ALBANY — Baking cakes and treating disadvantaged children to a hibachi grill experience are not among the usual duties of a sheriff, but for Kevin Sproul, outreach to vulnerable youths has been part of his law enforcement philosophy over nearly 40 years.
Sproul, who was elected to his first term as Dougherty County sheriff in 2008 and started work with the office in 1982 as a jailer, pushed then-Sheriff Lamar Stewart to allow him to work in schools. He also spent time at the McDonald’s near the Albany Mall discussing issues with teenagers as part of his work.
Sproul and Sabrina Lewis, a retired law enforcement officer, are seeking the Democratic nomination for the sheriff’s office in the June 9 general primary. That race will decide who takes office in 2021, as no Republicans qualified to run for the office.
When The Herald contacted Lewis for this story, she responded with a text that said she will speak with the media later this week.
“I have a unique story,” Sproul said of his entry into law enforcement. “As a teenager in Albany growing up, I did what a lot of teenagers did; I didn’t always follow the law. I was a heathen.”
After Sproul met the woman he would marry and straightened his life out, Stewart called him and offered the job at the jail.
“In 1991, I started teaching high school Sunday school classes,” Sproul said. “These kids were telling me stories about drugs on their campus, gangs. There was a shootout (that year) at a school campus.
“I went to Sheriff (Jamil) Saba, in 1992 I believe, and told him I’d like to start hanging out on high school campuses.”
Saba allowed Sproul to visit campuses on Fridays and do his regular duties of serving court papers and warrants Monday-Thursday.
“I was able to minister with a lot of kids who were dealing with issues,” he said. “It just kind of took off from there.”
In 1993, Sproul became the first school resource officer for the county, and in 1994 he attended training for the federal Gang Resistance Education and Training program. In 2005, he was certified as a Choosing Healthy Activities and Methods Promoting Safety instructor and began teaching fifth-grade students through that program. During his time with the office, Sproul, as a captain, ran an annual summer camp that has included trips to a Dothan, Ala., water park and to meet with rap artists and producers in Atlanta to give youths new experiences.
During his time working at the sheriff’s office, Sproul said he is witnessing the third generation of children now in the juvenile justice system whose fathers and grandfathers have been behind bars. Many of those come out of homes where there is only one parent or they are being raised by grandparents and often have no positive adult role models in their lives.
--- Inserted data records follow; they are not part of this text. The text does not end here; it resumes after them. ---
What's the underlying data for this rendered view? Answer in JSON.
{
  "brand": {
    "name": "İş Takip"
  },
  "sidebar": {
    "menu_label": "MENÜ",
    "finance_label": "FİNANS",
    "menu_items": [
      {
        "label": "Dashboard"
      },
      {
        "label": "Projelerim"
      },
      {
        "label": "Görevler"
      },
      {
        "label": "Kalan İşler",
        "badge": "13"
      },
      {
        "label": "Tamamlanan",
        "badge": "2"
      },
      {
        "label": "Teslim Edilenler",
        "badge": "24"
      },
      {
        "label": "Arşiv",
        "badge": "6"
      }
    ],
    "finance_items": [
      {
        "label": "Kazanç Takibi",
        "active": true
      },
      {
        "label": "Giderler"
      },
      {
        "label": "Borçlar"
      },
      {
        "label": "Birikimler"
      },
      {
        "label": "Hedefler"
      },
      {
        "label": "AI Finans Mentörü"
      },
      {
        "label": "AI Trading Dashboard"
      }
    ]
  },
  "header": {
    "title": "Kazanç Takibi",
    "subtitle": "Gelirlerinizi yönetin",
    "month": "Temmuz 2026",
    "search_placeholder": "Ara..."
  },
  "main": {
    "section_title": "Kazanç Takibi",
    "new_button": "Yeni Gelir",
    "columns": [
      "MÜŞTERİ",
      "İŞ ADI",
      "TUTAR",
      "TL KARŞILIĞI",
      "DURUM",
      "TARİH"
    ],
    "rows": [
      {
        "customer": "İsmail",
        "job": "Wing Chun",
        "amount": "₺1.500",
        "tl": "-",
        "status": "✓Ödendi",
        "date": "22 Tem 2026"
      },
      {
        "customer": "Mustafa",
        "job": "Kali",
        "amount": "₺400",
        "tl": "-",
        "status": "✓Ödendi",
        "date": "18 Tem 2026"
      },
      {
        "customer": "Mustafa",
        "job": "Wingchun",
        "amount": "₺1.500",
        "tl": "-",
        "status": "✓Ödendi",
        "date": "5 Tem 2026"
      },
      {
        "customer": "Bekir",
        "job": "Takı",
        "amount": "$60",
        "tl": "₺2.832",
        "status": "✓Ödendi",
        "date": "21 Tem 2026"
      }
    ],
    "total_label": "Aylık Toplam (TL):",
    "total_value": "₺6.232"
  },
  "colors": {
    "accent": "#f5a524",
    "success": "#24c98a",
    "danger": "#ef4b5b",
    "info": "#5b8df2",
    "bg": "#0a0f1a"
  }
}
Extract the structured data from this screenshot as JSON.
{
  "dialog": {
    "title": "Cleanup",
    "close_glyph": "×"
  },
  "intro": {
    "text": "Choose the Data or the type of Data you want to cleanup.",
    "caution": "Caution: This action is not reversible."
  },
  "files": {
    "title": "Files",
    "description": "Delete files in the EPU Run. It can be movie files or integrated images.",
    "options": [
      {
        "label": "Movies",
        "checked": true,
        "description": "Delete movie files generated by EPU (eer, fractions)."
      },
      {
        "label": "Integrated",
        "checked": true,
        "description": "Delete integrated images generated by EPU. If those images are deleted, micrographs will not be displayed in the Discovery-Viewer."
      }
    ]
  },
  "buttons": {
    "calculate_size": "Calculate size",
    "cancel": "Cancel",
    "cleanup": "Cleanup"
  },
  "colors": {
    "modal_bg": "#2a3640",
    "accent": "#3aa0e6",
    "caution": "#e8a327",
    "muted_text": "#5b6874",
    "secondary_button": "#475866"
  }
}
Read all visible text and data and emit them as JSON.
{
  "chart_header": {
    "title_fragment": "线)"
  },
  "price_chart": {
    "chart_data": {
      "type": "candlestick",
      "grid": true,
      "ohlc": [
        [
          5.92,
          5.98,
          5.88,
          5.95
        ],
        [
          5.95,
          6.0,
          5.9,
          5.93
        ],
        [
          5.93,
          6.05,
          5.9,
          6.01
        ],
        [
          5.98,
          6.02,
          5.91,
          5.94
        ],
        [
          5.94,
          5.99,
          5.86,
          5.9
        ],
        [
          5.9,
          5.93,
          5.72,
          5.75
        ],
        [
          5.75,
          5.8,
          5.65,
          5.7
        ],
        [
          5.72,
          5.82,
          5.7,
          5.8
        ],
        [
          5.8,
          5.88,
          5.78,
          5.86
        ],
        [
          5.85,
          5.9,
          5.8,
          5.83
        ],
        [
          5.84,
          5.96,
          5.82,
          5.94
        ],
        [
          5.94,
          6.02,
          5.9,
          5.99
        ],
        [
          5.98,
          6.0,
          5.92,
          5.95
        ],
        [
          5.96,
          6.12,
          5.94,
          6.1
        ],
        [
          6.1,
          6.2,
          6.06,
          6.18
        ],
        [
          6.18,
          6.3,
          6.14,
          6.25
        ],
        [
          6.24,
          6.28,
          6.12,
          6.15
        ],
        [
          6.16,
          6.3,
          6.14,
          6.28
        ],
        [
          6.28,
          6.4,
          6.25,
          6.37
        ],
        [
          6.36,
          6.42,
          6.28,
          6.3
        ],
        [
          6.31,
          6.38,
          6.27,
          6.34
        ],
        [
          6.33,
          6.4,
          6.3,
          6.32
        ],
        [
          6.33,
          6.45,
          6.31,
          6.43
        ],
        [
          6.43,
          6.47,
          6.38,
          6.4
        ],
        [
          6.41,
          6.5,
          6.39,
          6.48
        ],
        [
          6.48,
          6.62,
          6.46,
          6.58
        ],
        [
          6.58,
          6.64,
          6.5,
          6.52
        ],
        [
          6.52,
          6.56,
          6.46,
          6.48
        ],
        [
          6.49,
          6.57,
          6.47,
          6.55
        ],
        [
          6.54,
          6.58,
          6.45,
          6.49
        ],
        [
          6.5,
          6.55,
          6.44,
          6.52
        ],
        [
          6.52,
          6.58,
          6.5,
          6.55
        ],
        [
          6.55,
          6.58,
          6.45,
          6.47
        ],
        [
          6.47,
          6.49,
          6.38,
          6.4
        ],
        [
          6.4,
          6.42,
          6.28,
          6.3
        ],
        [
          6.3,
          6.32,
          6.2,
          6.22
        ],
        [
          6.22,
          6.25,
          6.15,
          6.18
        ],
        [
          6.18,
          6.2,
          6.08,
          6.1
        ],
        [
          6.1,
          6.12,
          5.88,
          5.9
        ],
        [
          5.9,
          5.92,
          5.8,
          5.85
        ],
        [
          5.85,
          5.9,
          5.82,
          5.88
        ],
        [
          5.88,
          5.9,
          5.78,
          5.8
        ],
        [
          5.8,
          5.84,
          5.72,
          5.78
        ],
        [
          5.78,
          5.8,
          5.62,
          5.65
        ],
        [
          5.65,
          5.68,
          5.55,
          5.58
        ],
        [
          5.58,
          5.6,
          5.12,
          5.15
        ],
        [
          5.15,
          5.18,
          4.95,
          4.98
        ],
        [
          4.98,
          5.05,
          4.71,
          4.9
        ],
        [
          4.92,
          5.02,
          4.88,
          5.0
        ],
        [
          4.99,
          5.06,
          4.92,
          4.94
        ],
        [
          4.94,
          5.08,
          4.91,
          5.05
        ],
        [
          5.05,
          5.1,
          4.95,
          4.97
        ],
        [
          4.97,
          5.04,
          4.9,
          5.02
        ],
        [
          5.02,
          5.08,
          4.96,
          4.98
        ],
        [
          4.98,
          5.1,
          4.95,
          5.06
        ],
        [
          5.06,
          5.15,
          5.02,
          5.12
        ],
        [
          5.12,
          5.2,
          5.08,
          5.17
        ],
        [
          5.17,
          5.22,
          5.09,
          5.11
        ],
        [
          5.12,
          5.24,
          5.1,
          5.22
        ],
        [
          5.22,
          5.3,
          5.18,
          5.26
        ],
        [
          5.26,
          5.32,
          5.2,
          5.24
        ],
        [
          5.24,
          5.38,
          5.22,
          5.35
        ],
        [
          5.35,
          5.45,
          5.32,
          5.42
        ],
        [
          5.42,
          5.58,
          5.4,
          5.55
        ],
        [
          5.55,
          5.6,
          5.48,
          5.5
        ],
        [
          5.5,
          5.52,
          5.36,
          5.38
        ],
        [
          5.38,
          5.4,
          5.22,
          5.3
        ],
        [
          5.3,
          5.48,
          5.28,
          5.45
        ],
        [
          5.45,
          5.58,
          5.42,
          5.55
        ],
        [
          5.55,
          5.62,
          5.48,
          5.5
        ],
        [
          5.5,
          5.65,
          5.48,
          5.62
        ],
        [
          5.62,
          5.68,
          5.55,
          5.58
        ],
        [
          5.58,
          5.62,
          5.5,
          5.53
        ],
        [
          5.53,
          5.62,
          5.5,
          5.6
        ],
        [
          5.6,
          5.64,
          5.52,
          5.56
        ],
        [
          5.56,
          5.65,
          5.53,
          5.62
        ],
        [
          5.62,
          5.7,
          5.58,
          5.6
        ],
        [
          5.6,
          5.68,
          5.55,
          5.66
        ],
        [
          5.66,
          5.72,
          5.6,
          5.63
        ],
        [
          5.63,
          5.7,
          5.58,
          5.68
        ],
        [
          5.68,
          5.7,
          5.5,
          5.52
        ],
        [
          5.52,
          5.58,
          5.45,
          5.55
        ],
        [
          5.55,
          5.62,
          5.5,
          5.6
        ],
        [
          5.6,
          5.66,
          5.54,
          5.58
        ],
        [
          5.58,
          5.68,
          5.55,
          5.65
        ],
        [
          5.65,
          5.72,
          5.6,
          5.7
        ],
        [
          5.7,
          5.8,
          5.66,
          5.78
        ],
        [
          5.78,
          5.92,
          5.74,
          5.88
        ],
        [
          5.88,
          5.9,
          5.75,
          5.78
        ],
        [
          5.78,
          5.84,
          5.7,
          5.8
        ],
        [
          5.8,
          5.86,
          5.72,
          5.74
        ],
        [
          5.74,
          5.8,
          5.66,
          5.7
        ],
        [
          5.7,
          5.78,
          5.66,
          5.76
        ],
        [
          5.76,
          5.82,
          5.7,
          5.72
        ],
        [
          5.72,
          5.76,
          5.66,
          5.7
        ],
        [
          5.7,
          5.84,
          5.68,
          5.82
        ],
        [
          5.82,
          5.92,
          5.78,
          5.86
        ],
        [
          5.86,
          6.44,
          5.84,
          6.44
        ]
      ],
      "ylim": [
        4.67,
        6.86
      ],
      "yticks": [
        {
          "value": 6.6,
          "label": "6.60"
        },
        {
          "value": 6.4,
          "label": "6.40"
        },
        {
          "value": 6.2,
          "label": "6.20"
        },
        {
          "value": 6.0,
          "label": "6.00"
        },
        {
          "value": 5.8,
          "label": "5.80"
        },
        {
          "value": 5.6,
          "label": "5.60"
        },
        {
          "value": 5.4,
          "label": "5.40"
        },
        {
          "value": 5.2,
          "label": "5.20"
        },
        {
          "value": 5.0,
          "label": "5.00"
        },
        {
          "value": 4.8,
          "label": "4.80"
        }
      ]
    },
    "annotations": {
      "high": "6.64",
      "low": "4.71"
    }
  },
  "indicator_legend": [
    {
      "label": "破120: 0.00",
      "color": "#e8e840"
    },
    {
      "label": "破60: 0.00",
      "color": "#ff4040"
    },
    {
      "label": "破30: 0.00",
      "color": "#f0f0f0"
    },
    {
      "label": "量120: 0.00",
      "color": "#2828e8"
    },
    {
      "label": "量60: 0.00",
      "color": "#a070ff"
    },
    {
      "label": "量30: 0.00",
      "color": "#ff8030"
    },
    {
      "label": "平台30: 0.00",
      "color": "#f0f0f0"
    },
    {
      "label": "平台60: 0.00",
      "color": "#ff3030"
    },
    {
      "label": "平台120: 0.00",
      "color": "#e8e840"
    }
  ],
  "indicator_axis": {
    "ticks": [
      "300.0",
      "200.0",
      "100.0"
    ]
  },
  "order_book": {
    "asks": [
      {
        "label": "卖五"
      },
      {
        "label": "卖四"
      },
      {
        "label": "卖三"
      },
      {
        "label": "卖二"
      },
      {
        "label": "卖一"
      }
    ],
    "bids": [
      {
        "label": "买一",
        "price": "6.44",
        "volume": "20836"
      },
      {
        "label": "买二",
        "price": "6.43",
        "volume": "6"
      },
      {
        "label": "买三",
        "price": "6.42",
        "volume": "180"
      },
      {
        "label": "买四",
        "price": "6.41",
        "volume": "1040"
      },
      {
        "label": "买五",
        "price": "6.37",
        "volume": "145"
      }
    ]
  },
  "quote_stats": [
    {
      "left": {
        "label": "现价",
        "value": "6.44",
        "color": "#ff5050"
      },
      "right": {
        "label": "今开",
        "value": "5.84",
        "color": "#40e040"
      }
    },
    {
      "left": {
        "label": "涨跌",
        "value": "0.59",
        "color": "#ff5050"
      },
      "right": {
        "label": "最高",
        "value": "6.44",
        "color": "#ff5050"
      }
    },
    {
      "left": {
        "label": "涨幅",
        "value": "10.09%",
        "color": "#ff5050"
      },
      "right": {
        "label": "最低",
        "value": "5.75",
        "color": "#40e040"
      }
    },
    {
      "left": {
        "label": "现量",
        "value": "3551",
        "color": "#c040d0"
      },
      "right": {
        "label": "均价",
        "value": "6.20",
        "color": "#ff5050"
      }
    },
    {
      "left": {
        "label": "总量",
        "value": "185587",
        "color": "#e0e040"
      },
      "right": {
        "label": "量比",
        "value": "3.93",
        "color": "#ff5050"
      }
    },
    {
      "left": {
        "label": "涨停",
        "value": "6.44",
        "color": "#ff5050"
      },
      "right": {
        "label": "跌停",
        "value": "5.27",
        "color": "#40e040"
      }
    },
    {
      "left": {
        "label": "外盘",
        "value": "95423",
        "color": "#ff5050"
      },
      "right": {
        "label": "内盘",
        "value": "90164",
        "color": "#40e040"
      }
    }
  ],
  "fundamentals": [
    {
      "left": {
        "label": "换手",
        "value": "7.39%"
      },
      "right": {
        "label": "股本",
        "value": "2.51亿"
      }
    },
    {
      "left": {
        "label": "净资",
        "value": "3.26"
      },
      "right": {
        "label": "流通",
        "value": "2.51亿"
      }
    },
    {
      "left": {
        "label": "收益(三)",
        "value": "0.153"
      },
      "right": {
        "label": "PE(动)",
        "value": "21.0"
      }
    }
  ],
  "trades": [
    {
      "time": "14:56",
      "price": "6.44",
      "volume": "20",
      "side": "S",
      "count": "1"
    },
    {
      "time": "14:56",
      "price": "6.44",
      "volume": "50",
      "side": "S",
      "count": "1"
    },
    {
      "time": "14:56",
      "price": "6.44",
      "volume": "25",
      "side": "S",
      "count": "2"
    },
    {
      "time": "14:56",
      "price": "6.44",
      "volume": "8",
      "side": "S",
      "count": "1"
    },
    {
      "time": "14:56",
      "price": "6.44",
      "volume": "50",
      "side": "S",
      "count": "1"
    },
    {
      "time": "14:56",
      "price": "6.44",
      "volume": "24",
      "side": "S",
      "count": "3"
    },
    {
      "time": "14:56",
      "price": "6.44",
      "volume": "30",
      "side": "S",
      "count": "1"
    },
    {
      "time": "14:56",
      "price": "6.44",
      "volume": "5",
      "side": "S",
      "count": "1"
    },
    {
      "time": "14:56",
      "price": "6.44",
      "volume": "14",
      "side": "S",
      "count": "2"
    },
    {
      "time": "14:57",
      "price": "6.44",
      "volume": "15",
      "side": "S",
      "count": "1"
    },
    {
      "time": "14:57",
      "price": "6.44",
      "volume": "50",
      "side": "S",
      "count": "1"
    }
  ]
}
“A lot of these kids had never been out of Georgia,” he said of the summer camp activities. “We wanted to show them there’s a world out there they can succeed in. The kids, they knew the rappers, but they didn’t know everything about it. We would tell them this is how you do it, this is the next step.
“Everybody is not going to be Michael Jordan. We may not all get to be Jay Z, (but) we all need to find what is our talent and succeed with it.”
As sheriff, Sproul oversees 270 employees and a budget of nearly $17 million. The sheriff said he takes the fiscal responsibility seriously.
“Every June 30, I turn money back in to the county,” he said. “I tell my people this is not our money. This is not the county’s money. This is the citizens’ money. We can’t just throw money around. We have to balance our budget.
“Every four years, there is a sheriff-elect academy. Dougherty County is asked to go up and do the budget (presentation) for the new sheriffs. I think that speaks volumes for how we do the budget.”
In addition to running the jail, core functions of the sheriff’s office include serving civil and criminal papers and warrants, court security at the Judicial Building, and providing bailiffs for Superior, State, Magistrate and Probate courts as needed. The office also has a Criminal Investigation Division and assigns six deputies to the Albany-Dougherty Drug Unit.
The sheriff’s office does not run radar to catch speeders, which is a function of the Dougherty County Police Department, but deputies are instructed to enforce blatant driving infractions such as running a red light, Sproul said. Deputies also check in on people who may be vulnerable and patrol areas where the Albany Police Department and county police need extra help.
“We’re monitoring 28 widows in the community,” Sproul said. “We just make sure they’re being taken care of. We’ve been doing that since I’ve been sheriff. They’re also checking other areas where there may be high crime (rate) and helping our sister agencies out.”
Other responsibilities of the office include transporting inmates for medical care and to and from court proceedings, and transporting those in the midst of a crisis such as mental health or domestic violence to crisis centers for assistance.
Although he has been a Dougherty County resident for 55 years, 38 of which were spent with the sheriff’s office, Sproul said he doesn’t assume that everyone is familiar with him.
“I want to say how grateful and appreciative I am for the citizens of Dougherty County to let me serve for three terms,” he said. “I have had an incredible amount of support — phone calls and Facebook. We will serve our citizens the best we possibly can.”